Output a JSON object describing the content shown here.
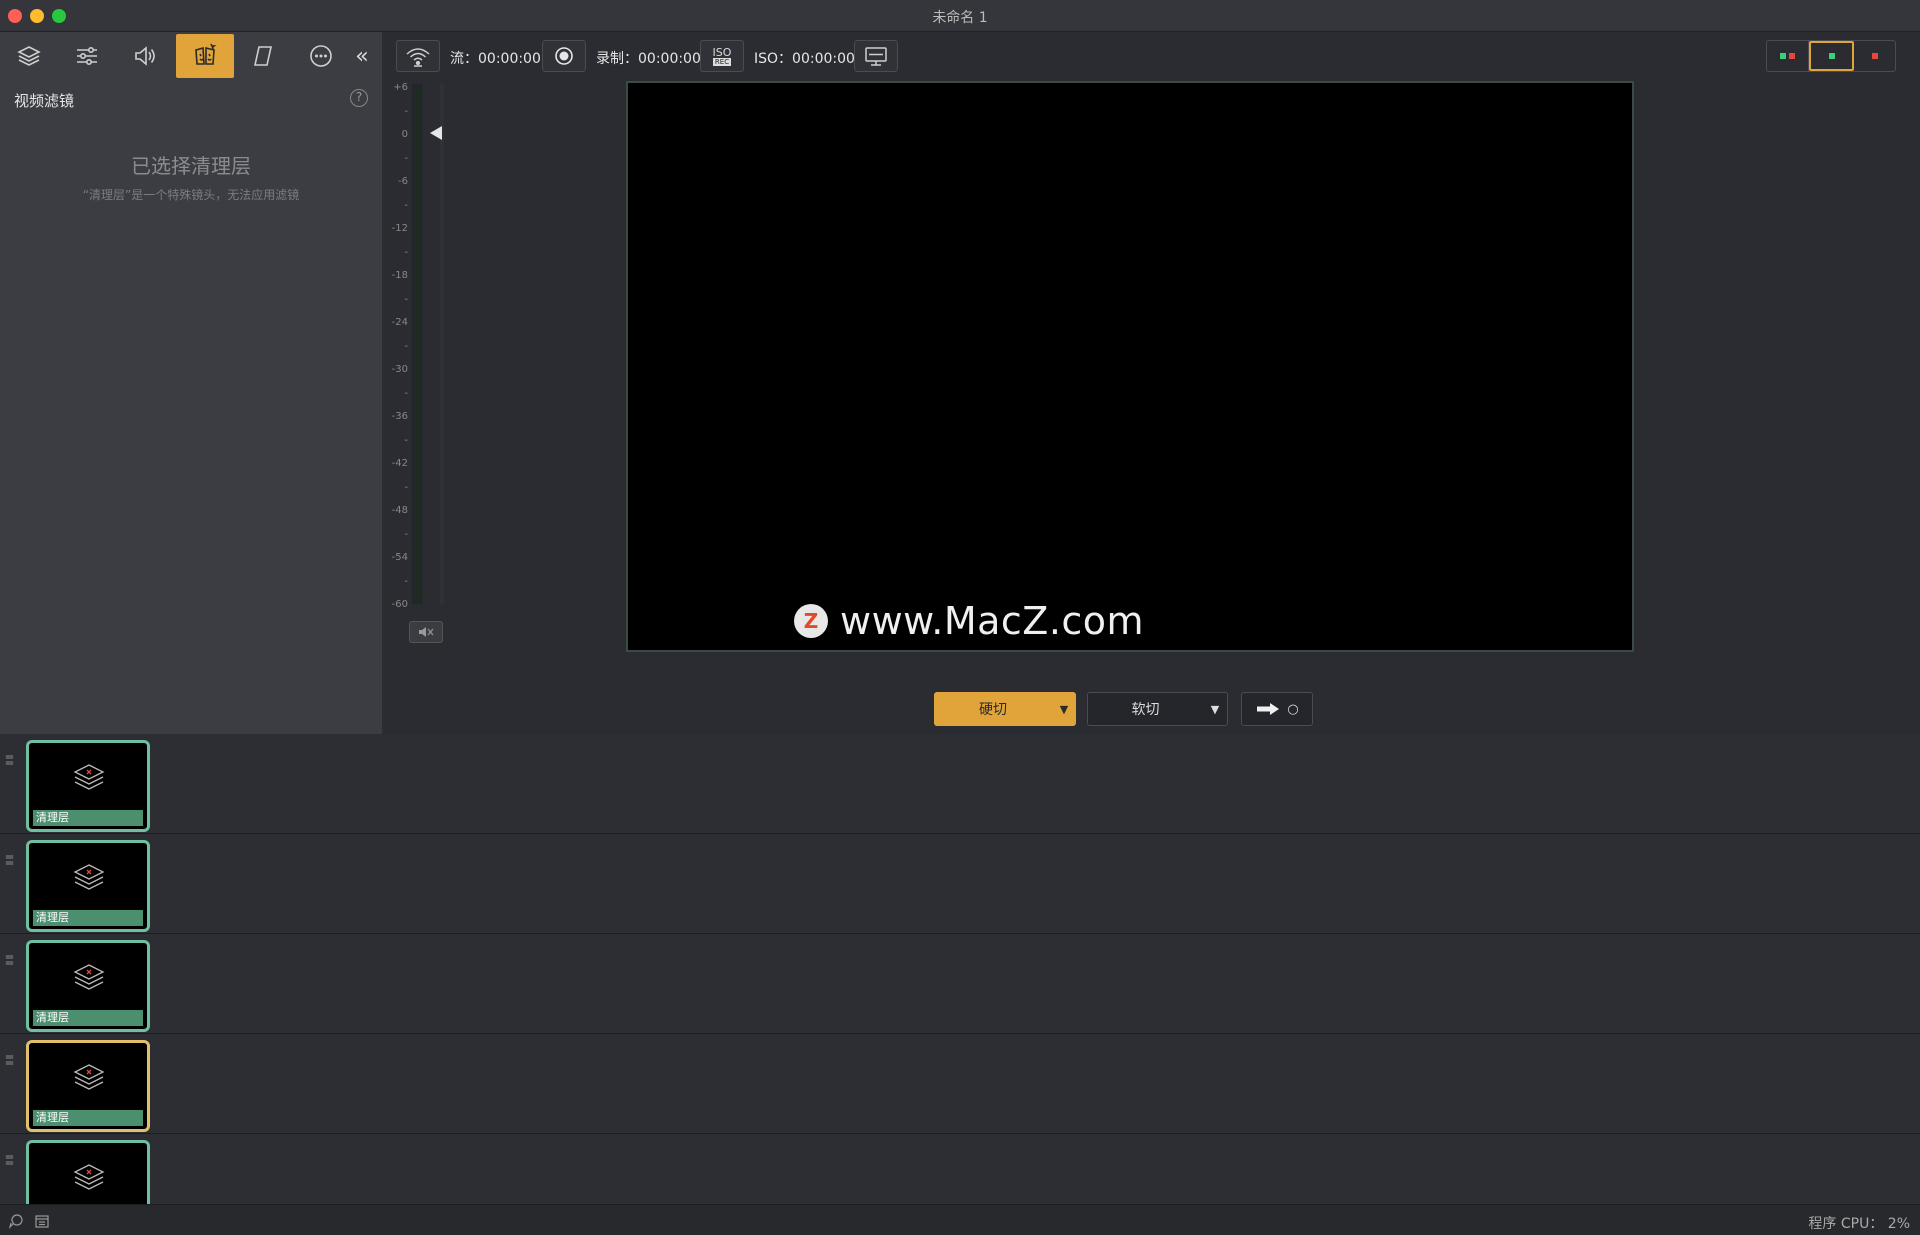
{
  "window": {
    "title": "未命名 1"
  },
  "left_panel": {
    "tabs": [
      {
        "name": "layers-icon"
      },
      {
        "name": "sliders-icon"
      },
      {
        "name": "speaker-icon"
      },
      {
        "name": "magic-filter-icon"
      },
      {
        "name": "parallelogram-icon"
      },
      {
        "name": "more-icon"
      }
    ],
    "collapse_glyph": "«",
    "title": "视频滤镜",
    "help_glyph": "?",
    "empty_title": "已选择清理层",
    "empty_subtitle": "“清理层”是一个特殊镜头，无法应用滤镜"
  },
  "toolbar": {
    "stream_label": "流：00:00:00",
    "record_label": "录制：00:00:00",
    "iso_label": "ISO：00:00:00",
    "iso_badge_top": "ISO",
    "iso_badge_bottom": "REC"
  },
  "meter": {
    "ticks": [
      "+6",
      "-",
      "0",
      "-",
      "-6",
      "-",
      "-12",
      "-",
      "-18",
      "-",
      "-24",
      "-",
      "-30",
      "-",
      "-36",
      "-",
      "-42",
      "-",
      "-48",
      "-",
      "-54",
      "-",
      "-60"
    ]
  },
  "preview": {
    "watermark": "www.MacZ.com",
    "watermark_logo": "Z"
  },
  "transitions": {
    "hard_cut": "硬切",
    "soft_cut": "软切",
    "caret": "▼",
    "auto_dot": "○"
  },
  "layers": [
    {
      "label": "清理层",
      "live": false
    },
    {
      "label": "清理层",
      "live": false
    },
    {
      "label": "清理层",
      "live": false
    },
    {
      "label": "清理层",
      "live": true
    },
    {
      "label": "",
      "live": false
    }
  ],
  "status": {
    "cpu": "程序 CPU：   2%"
  },
  "colors": {
    "accent": "#e0a43a",
    "thumb_border": "#6fbfa0",
    "live_border": "#e0c06a",
    "label_green": "#4b8f6e"
  }
}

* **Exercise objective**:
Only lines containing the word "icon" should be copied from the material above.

* **Your response**:
        "name": "layers-icon"
        "name": "sliders-icon"
        "name": "speaker-icon"
        "name": "magic-filter-icon"
        "name": "parallelogram-icon"
        "name": "more-icon"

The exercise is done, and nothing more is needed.